Yeah, I can’t say that it was easy but it was interesting. The New York stories are many. There was a store there called ‘Liquid Sky’. Do you know the movie with the same name? It’s a very important 80s new wave transgressive movie. So anyway, there was a store there with no connection to the movie, Chloe Sevigny worked there at the time of the “Kids” movie, and there was a good record store in the basement Temple Records run by Khan (Can Oral), who is in Berlin again now. In those days all the German experimental weird electronic music had to be sought out and he was the person who brought in those releases. Another important meeting for me was Collin Strange, whom I’ve kept in touch with over the years. He ran a store there called Strange, and what was notable about that in retrospect is that his store was primarily a punk and experimental focus, yet he carried a lot of techno. He always mixed it up and was interested in more acid techno, and he was also in very notable power electronics project Intrinsic Action, who are some of the earliest in the North-American noise underground scene. But I rarely really spoke to him, I was so fucked up haha. We always had very scattered interactions. So we’ve reconnected recently to do some stuff together. There is also Dave Sumner, Function, and he was one of the first people in North America to book Surgeon and Regis. I remember we used to party in his studio and then he’d be, ‘I’ve got these guys from Britain coming tomorrow’. That was the birth of Sandwell District as well. There was also the Sonic Groove record shop in East Village, with Adam and his brother Frankie Bones. I used to window shop in there haha! Then there’s the Limelight Club which up till that time was the most intense club experience I’d had and can’t discuss details here haha! I was always obsessed with music. In order to do something you really have to devote yourself to it. A friend of mine that was staying with me recently, who was actually in Teste at one point, told me: “Man, you actually have to learn something besides music, you only talk about music.” It all worked out and it’s given me a life. I can’t fault it. Of course, there were dry periods, but that’s when determination is key. And you simply can’t do anything else outside of your passion.

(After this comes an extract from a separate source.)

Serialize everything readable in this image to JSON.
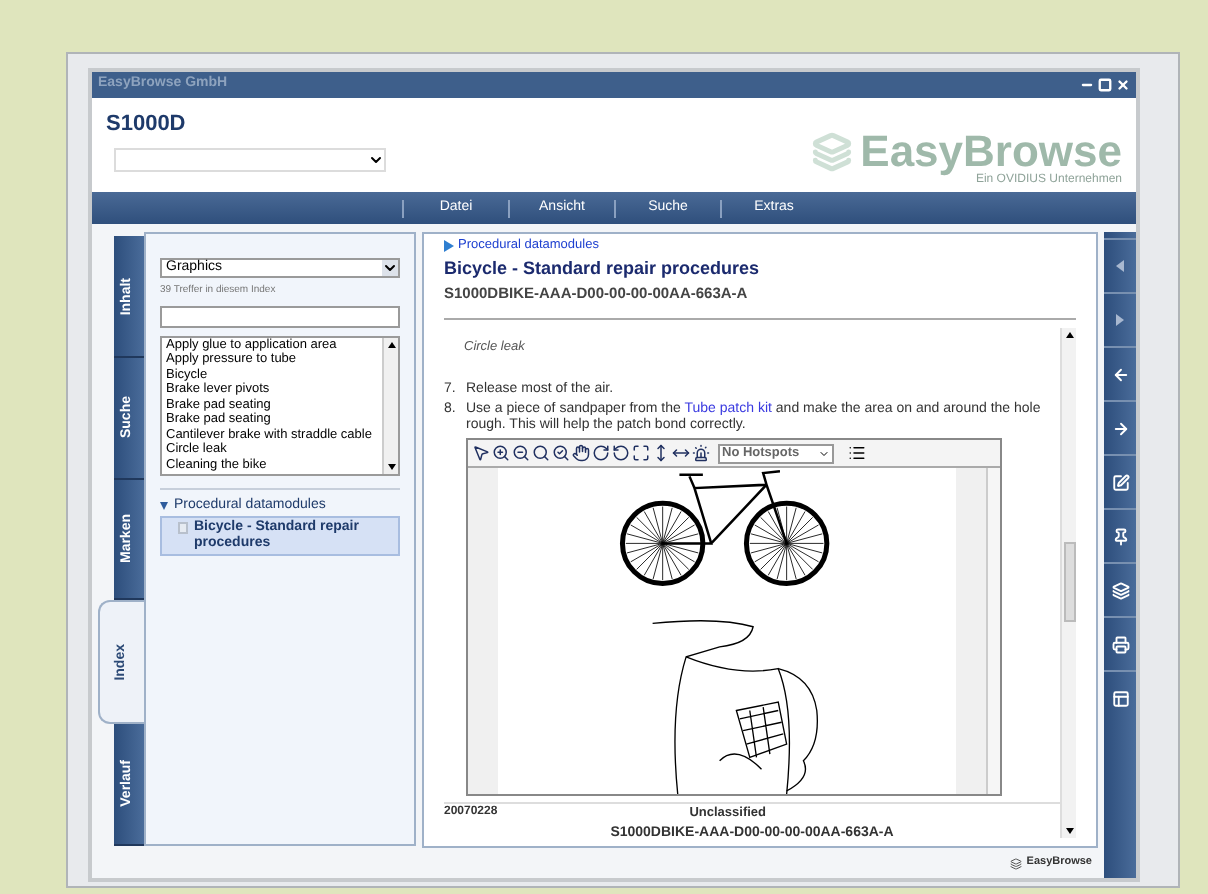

Tell us about the bond that you seem to have built with the ARMA crew.
They’ve been a big support, and I won’t deny that I found it a bit surprising at first, but it’s just great. I think their line-ups are very interesting and diverse, it’s not just the same safe stuff that everybody does, and I praise them for that. I’ve always liked what I’ve seen: it’s always open-ended, not so rigid, chaotic, and that’s what I like about it. I played with several of my biggest influences, Clock DVA, Cabaret Voltaire, Esplendor Geometrico. So it was definitely gratifying as a career highlight. Oh, and the Rural Festival that Rich and I played in Japan, it was an amazing show. It’s outside of Tokyo in the mountains.
How was the public in Japan?
We weren’t there long enough to see, but the one thing that was interesting about that festival was more of what you would call ‘hippies’ or ‘burners’ – industrial fringe electronic hippies. It was something that one would consider a hippie festival. It was quite an unexpected thing. That’s where I met Mika Vainio before he passed away, which was a special, and in retrospect, very tragic time.
Any recommendations for young artists who are just starting out their journey?
EVERYTHING IS FALSE ALL IS PERMITTED AND THAT SHALL BE THE WHOLE OF THE LAW.
Next up: Teste - 3rd November - Berghain Klubnacht - 23rd November - Artheather, Cologne